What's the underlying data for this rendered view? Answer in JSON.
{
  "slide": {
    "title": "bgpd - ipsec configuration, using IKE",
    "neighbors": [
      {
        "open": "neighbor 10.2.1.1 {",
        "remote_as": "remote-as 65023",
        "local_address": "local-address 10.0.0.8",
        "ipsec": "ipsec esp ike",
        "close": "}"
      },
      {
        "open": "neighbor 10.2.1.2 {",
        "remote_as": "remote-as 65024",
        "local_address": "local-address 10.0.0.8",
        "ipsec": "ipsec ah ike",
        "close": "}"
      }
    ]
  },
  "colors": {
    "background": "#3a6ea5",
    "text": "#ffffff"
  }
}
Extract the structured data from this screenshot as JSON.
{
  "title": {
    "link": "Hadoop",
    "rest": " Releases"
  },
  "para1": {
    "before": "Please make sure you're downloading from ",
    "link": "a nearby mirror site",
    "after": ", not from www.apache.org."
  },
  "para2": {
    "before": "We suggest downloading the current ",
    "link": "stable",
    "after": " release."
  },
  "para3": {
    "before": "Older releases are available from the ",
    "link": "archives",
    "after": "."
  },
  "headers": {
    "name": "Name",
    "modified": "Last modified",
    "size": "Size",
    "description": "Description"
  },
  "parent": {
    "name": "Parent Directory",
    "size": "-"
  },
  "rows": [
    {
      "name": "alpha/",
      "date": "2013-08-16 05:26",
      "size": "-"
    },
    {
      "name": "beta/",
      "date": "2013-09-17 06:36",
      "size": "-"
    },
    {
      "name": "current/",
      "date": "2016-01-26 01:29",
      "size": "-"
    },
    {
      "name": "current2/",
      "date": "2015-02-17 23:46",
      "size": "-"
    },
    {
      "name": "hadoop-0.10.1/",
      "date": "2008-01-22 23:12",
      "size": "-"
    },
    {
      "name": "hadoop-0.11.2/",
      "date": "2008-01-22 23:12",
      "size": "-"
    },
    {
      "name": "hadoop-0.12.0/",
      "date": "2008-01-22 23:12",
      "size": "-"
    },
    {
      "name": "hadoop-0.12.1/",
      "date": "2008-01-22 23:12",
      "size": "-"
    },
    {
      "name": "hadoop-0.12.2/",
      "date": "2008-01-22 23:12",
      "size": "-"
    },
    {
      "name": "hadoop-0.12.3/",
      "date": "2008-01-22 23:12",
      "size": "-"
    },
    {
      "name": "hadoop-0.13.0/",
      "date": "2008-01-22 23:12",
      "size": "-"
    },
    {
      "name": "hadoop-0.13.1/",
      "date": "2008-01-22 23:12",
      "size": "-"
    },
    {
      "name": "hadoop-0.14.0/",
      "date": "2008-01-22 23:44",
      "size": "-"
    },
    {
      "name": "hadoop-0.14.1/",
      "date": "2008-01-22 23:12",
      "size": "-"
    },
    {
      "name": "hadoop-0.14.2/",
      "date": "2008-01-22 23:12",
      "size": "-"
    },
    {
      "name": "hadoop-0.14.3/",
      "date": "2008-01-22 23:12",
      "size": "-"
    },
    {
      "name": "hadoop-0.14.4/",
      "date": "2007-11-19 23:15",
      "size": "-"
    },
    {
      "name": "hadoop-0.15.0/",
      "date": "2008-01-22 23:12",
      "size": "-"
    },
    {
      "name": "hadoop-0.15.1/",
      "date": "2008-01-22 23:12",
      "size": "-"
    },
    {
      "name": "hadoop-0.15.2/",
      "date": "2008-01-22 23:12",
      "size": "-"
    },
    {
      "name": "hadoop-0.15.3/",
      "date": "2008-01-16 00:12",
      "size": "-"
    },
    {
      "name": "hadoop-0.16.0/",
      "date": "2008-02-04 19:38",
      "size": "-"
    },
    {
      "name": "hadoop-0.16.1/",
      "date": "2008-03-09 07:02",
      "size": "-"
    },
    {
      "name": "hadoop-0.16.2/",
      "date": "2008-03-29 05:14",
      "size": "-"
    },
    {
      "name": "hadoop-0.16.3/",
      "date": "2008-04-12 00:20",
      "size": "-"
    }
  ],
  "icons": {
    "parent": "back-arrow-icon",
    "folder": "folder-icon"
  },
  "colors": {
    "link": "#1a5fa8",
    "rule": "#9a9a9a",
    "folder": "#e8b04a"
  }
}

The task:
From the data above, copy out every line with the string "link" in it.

Exercise answer:
    "link": "Hadoop",
    "link": "a nearby mirror site",
    "link": "stable",
    "link": "archives",
    "link": "#1a5fa8",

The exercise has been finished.